Once your resume and LinkedIn profile are ready, it's time to start researching job openings in your field (or in the industry you want to work in)—identifying positions that align with your career goals.
Stay organized and, in one central location, track 10–15 jobs each day that interest you using a tool like the Teal Job Tracker. Of course, you don't have to apply to all of these jobs, but having the details in one place will help you sort through them quickly and easily.
After you've identified potential job opportunities, it's time to start applying!
And while the modern application process might seem daunting, it doesn't have to be.
Using tools like Teal to track every step of each application and ChatGPT for cover letters or individual achievements will help save both time and energy.
In addition, Teal can now automatically fill your job applications with the help of your resume and the job descriptions you've saved inside the Job Tracker tool.
Teal uses OpenAI's GPT to skim all this information, provide personalized answers, and help you automatically apply for the roles that excite you most. The best part? You never have to manually enter repetitive details like your address, phone number, email, years of experience, or college degree ever again.
Interviewing after a job loss can be nerve-wracking.

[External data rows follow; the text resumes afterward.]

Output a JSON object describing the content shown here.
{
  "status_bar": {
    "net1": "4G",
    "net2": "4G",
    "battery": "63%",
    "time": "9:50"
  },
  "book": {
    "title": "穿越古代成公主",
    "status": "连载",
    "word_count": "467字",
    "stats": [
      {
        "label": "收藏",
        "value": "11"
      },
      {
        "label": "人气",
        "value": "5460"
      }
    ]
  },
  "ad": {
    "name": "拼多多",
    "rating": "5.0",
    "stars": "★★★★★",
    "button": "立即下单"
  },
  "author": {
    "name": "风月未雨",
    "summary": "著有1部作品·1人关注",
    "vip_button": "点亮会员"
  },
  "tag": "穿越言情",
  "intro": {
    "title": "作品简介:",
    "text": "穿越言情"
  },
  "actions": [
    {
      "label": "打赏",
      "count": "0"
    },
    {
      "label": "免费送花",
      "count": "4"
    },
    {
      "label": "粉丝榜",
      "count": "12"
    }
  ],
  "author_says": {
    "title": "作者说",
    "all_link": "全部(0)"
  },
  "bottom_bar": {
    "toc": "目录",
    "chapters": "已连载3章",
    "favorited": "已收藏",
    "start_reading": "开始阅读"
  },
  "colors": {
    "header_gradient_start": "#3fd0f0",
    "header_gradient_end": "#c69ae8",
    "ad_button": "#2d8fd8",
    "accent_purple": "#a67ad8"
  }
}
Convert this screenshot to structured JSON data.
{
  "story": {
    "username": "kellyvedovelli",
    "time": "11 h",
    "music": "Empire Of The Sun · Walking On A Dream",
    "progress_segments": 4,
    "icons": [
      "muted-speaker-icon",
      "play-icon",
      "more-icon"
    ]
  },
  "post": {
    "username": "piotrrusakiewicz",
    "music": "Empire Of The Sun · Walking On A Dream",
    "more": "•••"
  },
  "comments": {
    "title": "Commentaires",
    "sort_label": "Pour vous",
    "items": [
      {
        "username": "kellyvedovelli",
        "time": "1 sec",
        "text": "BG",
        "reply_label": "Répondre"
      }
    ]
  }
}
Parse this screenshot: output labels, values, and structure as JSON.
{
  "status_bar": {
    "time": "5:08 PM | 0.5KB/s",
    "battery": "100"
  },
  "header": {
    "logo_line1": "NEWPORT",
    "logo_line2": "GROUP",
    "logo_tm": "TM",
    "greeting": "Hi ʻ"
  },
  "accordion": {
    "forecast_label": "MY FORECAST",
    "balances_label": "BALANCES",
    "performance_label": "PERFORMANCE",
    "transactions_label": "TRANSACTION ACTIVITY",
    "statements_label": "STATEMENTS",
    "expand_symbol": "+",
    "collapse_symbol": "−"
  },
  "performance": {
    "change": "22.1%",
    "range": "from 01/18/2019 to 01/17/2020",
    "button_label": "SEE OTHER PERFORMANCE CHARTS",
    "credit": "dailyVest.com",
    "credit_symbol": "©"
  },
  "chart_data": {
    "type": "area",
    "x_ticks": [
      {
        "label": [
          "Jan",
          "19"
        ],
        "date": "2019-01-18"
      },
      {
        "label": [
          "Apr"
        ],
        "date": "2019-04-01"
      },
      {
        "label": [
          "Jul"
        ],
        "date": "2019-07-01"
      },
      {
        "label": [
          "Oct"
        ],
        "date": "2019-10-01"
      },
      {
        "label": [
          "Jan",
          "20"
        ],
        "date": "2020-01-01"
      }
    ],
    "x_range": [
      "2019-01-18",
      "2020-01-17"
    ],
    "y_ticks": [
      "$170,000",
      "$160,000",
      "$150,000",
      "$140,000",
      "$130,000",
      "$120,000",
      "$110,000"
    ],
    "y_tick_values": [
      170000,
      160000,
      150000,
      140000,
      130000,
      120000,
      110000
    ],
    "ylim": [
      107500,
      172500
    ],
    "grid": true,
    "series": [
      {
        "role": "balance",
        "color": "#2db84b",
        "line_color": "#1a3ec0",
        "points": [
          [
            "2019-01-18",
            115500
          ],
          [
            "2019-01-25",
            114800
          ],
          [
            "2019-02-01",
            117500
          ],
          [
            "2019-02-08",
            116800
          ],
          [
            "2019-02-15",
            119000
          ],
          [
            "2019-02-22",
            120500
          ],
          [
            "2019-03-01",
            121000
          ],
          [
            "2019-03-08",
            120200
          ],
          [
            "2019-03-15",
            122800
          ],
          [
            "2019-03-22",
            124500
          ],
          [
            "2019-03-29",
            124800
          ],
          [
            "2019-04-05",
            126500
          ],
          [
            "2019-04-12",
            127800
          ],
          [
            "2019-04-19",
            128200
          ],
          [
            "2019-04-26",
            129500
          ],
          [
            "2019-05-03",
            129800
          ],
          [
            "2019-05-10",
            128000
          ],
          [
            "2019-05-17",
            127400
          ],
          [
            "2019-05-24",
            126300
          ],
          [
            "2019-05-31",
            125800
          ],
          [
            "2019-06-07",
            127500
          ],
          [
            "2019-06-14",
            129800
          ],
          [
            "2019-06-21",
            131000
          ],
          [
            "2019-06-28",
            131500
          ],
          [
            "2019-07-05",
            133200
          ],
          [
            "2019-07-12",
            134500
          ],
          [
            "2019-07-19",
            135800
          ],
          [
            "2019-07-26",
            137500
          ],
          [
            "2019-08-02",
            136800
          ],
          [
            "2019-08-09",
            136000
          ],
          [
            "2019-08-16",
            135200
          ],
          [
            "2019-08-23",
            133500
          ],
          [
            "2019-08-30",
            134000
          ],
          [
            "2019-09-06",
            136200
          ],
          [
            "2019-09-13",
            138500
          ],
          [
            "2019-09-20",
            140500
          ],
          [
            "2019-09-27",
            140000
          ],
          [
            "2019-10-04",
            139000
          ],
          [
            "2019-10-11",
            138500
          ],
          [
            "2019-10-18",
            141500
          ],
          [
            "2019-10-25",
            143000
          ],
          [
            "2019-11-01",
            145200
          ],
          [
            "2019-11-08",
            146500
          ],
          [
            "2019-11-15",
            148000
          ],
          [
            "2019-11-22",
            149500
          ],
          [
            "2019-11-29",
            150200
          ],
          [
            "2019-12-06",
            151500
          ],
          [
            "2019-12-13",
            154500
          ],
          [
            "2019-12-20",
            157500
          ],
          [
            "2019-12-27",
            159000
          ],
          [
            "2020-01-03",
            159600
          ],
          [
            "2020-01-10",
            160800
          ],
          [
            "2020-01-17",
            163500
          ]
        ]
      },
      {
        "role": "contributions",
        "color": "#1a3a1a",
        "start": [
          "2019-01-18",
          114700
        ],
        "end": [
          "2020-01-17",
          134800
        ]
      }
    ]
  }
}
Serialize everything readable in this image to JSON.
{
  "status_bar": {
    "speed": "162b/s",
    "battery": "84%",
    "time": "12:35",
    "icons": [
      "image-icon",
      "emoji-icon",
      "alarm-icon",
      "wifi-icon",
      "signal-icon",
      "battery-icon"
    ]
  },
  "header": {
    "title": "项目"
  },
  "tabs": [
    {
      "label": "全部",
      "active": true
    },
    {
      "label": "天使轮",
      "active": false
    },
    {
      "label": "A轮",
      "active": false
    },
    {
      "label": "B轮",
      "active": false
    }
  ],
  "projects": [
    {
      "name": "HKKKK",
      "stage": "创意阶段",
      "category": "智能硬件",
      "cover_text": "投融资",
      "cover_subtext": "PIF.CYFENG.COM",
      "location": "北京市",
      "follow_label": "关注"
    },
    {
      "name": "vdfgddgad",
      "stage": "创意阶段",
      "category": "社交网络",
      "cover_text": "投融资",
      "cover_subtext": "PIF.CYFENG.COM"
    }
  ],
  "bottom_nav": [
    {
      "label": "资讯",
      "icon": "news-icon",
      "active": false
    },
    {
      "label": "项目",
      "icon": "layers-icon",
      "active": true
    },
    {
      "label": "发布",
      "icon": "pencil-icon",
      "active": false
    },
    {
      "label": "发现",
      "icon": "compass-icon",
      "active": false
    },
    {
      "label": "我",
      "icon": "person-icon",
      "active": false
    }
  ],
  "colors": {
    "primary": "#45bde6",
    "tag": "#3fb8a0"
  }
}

But your success lies in one word: confidence.
If you've been laid off, simply be honest about the circumstances surrounding your job loss. Be sure to highlight any positive experiences or accomplishments from your time at the company.
And when interviewing after being fired, focus on what you've learned from the experience and confidently express how you've grown personally and professionally.
In both cases, be prepared to answer questions about why you left your previous role and to discuss your career goals (and how they align with the position you're applying for).
Pro Tip: If you need to practice your responses to common interview questions but aren't sure where to start, there are tips and resources within Teal's Job Tracker to help you practice.
You can also track your entire interview process within the Teal Job Tracker—from date and time to format and contacts—all in one central, organized location.
If you've recently experienced a job loss, Teal can help you take control of your career and find your next opportunity.
The Resume Builder and Job Tracker make it easy to quickly create polished and customized job application assets and stay organized during your job search—leaving you with more time to focus on finding a career you love.
No, saying that you were laid off when you were fired would be inaccurate and potentially misleading to future employers.
It's important to be honest and transparent about the circumstances surrounding your departure from a previous job during the job application and interview process.
Being laid off is not a reflection of your performance or abilities. It's a result of a business decision that may be related to factors beyond your control, like economic downturns, company restructuring, budget cuts, or mergers and acquisitions.
And while being laid off is not necessarily a bad thing for your resume or the potential of future roles, it can absolutely be stressful and emotionally challenging.
If you're in a situation where you've been laid off or quit your job, it's important just to be honest about your experience.
But keep in mind to frame your departure in a way that reflects positively on you. In general, being laid off is often seen as less negative than quitting, as it suggests that your departure was not due to any fault of your own.